PARIS (Reuters) - French savers have begun to shift some of the piles of cash they built up under COVID-19 restrictions towards more risky investments as the crisis eases, the central bank said on Tuesday.
As in many countries during the COVID-19 crisis, French households put aside far more cash than normally as lockdowns and other restrictions prevented them from spending on restaurants, trips and recreation.
The Bank of France said that by the middle of this year the excess savings had reached 157 billion euros ($186 billion), equivalent to more than 7% of gross domestic product.

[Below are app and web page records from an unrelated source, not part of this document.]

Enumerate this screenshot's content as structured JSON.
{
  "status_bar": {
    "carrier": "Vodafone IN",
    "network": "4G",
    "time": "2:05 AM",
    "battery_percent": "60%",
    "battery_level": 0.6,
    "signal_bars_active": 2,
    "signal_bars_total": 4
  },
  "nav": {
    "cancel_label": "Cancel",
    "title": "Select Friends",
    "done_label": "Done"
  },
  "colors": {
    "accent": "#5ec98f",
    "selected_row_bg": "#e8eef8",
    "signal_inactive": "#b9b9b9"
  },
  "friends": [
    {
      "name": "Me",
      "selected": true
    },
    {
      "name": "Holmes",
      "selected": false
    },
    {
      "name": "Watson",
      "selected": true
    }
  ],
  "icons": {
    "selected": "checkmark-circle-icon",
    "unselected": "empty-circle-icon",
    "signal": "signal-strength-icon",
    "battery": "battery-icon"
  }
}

While most of the savings have flowed into liquid cash and savings accounts, this year households are increasingly opting for medium-term investment products offering higher yields and higher risk exposure, the central bank said.
Such products are seeing record inflows with nearly 5 billion euros in July alone and 22 billion so far this year, the French Insurance Federation said on Tuesday.

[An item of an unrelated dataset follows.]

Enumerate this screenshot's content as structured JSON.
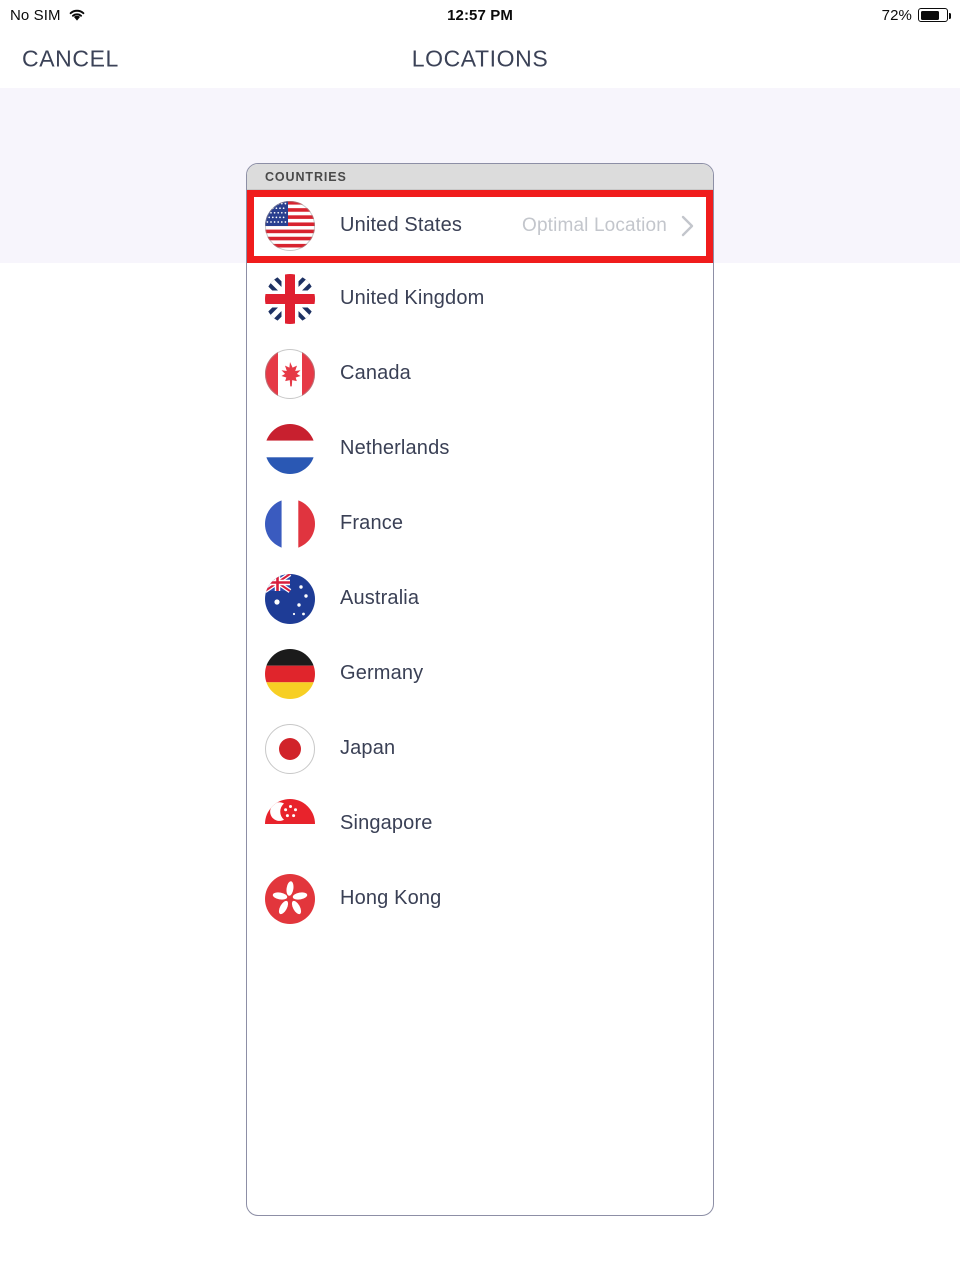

"At first the forced savings was left in deposits, but now households are saying 'what am I going to do with these savings'," Bank of France chief economist Olivier Garnier told an online news conference.
While the central bank expects the savings build-up to continue through to the end of the year, households would start drawing it down in 2022 and 2023, Garnier said.
The first signs are already emerging in the form of booming household investment into new homes and renovations, Garnier added.
(Reporting by Leigh Thomas; Editing by Alex Richardson)